Assigned task: Your copy of the data should match it exactly, leaving out only the pictures.

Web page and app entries

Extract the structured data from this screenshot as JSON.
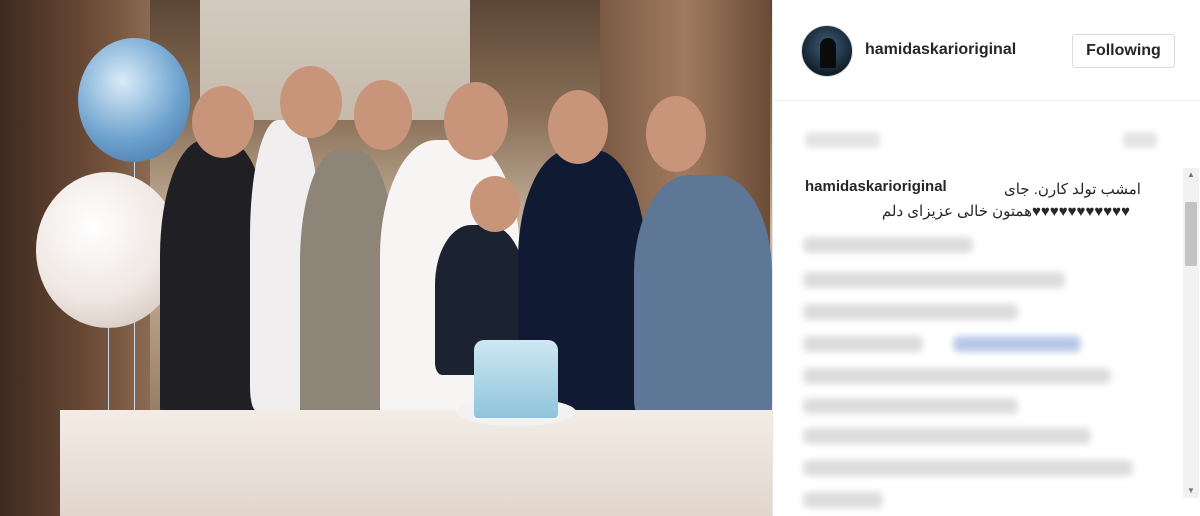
{
  "post": {
    "photo_alt": "Group photo at a birthday party",
    "header": {
      "username": "hamidaskarioriginal",
      "follow_label": "Following",
      "avatar_icon": "profile-avatar"
    },
    "caption": {
      "username": "hamidaskarioriginal",
      "line1": "امشب تولد کارن. جای",
      "line2": "♥♥♥♥♥♥♥♥♥♥♥همتون خالی عزیزای دلم"
    }
  },
  "colors": {
    "text": "#262626",
    "border": "#dbdbdb",
    "blur": "#dcdcdc"
  }
}
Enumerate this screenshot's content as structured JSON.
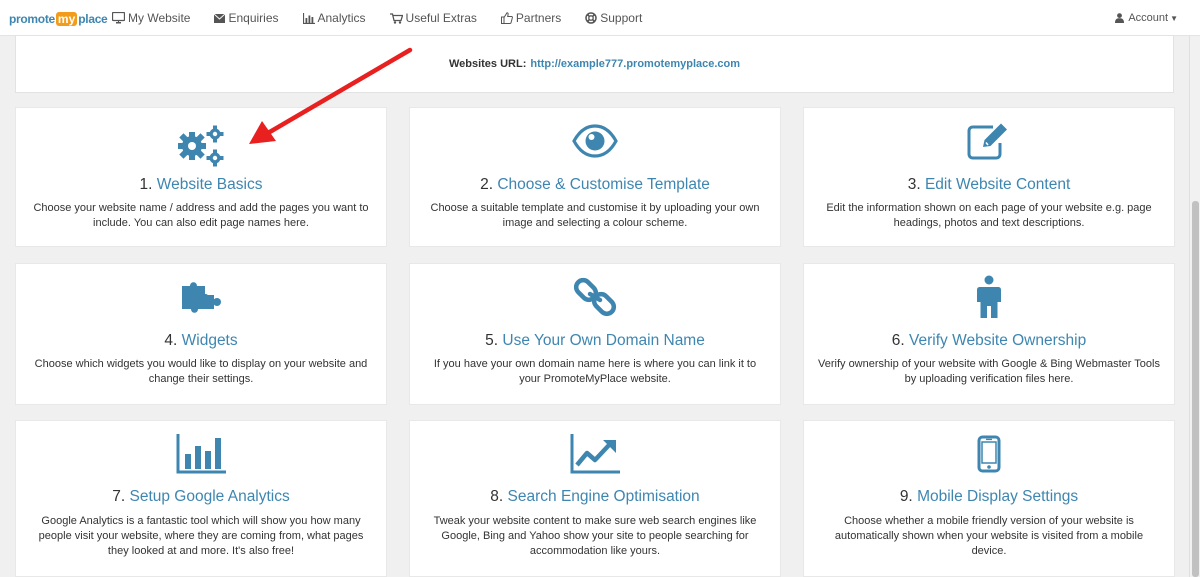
{
  "brand": {
    "part1": "promote",
    "part2": "my",
    "part3": "place"
  },
  "nav": {
    "items": [
      {
        "label": "My Website",
        "icon": "monitor-icon"
      },
      {
        "label": "Enquiries",
        "icon": "envelope-icon"
      },
      {
        "label": "Analytics",
        "icon": "bar-chart-icon"
      },
      {
        "label": "Useful Extras",
        "icon": "cart-icon"
      },
      {
        "label": "Partners",
        "icon": "thumbs-up-icon"
      },
      {
        "label": "Support",
        "icon": "lifebuoy-icon"
      }
    ],
    "account_label": "Account"
  },
  "website_url": {
    "label": "Websites URL:",
    "url": "http://example777.promotemyplace.com"
  },
  "colors": {
    "accent": "#3e86b0",
    "arrow": "#e8201f",
    "logo_orange": "#f39c1a"
  },
  "cards": [
    {
      "number": "1.",
      "title": "Website Basics",
      "icon": "cogs-icon",
      "lines": [
        "Choose your website name / address and add the pages you want to",
        "include. You can also edit page names here."
      ]
    },
    {
      "number": "2.",
      "title": "Choose & Customise Template",
      "icon": "eye-icon",
      "lines": [
        "Choose a suitable template and customise it by uploading your own",
        "image and selecting a colour scheme."
      ]
    },
    {
      "number": "3.",
      "title": "Edit Website Content",
      "icon": "edit-icon",
      "lines": [
        "Edit the information shown on each page of your website e.g. page",
        "headings, photos and text descriptions."
      ]
    },
    {
      "number": "4.",
      "title": "Widgets",
      "icon": "puzzle-icon",
      "lines": [
        "Choose which widgets you would like to display on your website and",
        "change their settings."
      ]
    },
    {
      "number": "5.",
      "title": "Use Your Own Domain Name",
      "icon": "link-icon",
      "lines": [
        "If you have your own domain name here is where you can link it to",
        "your PromoteMyPlace website."
      ]
    },
    {
      "number": "6.",
      "title": "Verify Website Ownership",
      "icon": "person-icon",
      "lines": [
        "Verify ownership of your website with Google & Bing Webmaster Tools",
        "by uploading verification files here."
      ]
    },
    {
      "number": "7.",
      "title": "Setup Google Analytics",
      "icon": "bar-chart-icon",
      "lines": [
        "Google Analytics is a fantastic tool which will show you how many",
        "people visit your website, where they are coming from, what pages",
        "they looked at and more. It's also free!"
      ]
    },
    {
      "number": "8.",
      "title": "Search Engine Optimisation",
      "icon": "line-chart-icon",
      "lines": [
        "Tweak your website content to make sure web search engines like",
        "Google, Bing and Yahoo show your site to people searching for",
        "accommodation like yours."
      ]
    },
    {
      "number": "9.",
      "title": "Mobile Display Settings",
      "icon": "mobile-icon",
      "lines": [
        "Choose whether a mobile friendly version of your website is",
        "automatically shown when your website is visited from a mobile",
        "device."
      ]
    }
  ]
}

Exercise result:
Extract the structured data from this screenshot as JSON.
{
  "post": {
    "photo_alt": "Group photo at a birthday party",
    "header": {
      "username": "hamidaskarioriginal",
      "follow_label": "Following",
      "avatar_icon": "profile-avatar"
    },
    "caption": {
      "username": "hamidaskarioriginal",
      "line1": "امشب تولد کارن. جای",
      "line2": "♥♥♥♥♥♥♥♥♥♥♥همتون خالی عزیزای دلم"
    }
  },
  "colors": {
    "text": "#262626",
    "border": "#dbdbdb",
    "blur": "#dcdcdc"
  }
}
Enumerate this screenshot's content as structured JSON.
{
  "brand": {
    "part1": "promote",
    "part2": "my",
    "part3": "place"
  },
  "nav": {
    "items": [
      {
        "label": "My Website",
        "icon": "monitor-icon"
      },
      {
        "label": "Enquiries",
        "icon": "envelope-icon"
      },
      {
        "label": "Analytics",
        "icon": "bar-chart-icon"
      },
      {
        "label": "Useful Extras",
        "icon": "cart-icon"
      },
      {
        "label": "Partners",
        "icon": "thumbs-up-icon"
      },
      {
        "label": "Support",
        "icon": "lifebuoy-icon"
      }
    ],
    "account_label": "Account"
  },
  "website_url": {
    "label": "Websites URL:",
    "url": "http://example777.promotemyplace.com"
  },
  "colors": {
    "accent": "#3e86b0",
    "arrow": "#e8201f",
    "logo_orange": "#f39c1a"
  },
  "cards": [
    {
      "number": "1.",
      "title": "Website Basics",
      "icon": "cogs-icon",
      "lines": [
        "Choose your website name / address and add the pages you want to",
        "include. You can also edit page names here."
      ]
    },
    {
      "number": "2.",
      "title": "Choose & Customise Template",
      "icon": "eye-icon",
      "lines": [
        "Choose a suitable template and customise it by uploading your own",
        "image and selecting a colour scheme."
      ]
    },
    {
      "number": "3.",
      "title": "Edit Website Content",
      "icon": "edit-icon",
      "lines": [
        "Edit the information shown on each page of your website e.g. page",
        "headings, photos and text descriptions."
      ]
    },
    {
      "number": "4.",
      "title": "Widgets",
      "icon": "puzzle-icon",
      "lines": [
        "Choose which widgets you would like to display on your website and",
        "change their settings."
      ]
    },
    {
      "number": "5.",
      "title": "Use Your Own Domain Name",
      "icon": "link-icon",
      "lines": [
        "If you have your own domain name here is where you can link it to",
        "your PromoteMyPlace website."
      ]
    },
    {
      "number": "6.",
      "title": "Verify Website Ownership",
      "icon": "person-icon",
      "lines": [
        "Verify ownership of your website with Google & Bing Webmaster Tools",
        "by uploading verification files here."
      ]
    },
    {
      "number": "7.",
      "title": "Setup Google Analytics",
      "icon": "bar-chart-icon",
      "lines": [
        "Google Analytics is a fantastic tool which will show you how many",
        "people visit your website, where they are coming from, what pages",
        "they looked at and more. It's also free!"
      ]
    },
    {
      "number": "8.",
      "title": "Search Engine Optimisation",
      "icon": "line-chart-icon",
      "lines": [
        "Tweak your website content to make sure web search engines like",
        "Google, Bing and Yahoo show your site to people searching for",
        "accommodation like yours."
      ]
    },
    {
      "number": "9.",
      "title": "Mobile Display Settings",
      "icon": "mobile-icon",
      "lines": [
        "Choose whether a mobile friendly version of your website is",
        "automatically shown when your website is visited from a mobile",
        "device."
      ]
    }
  ]
}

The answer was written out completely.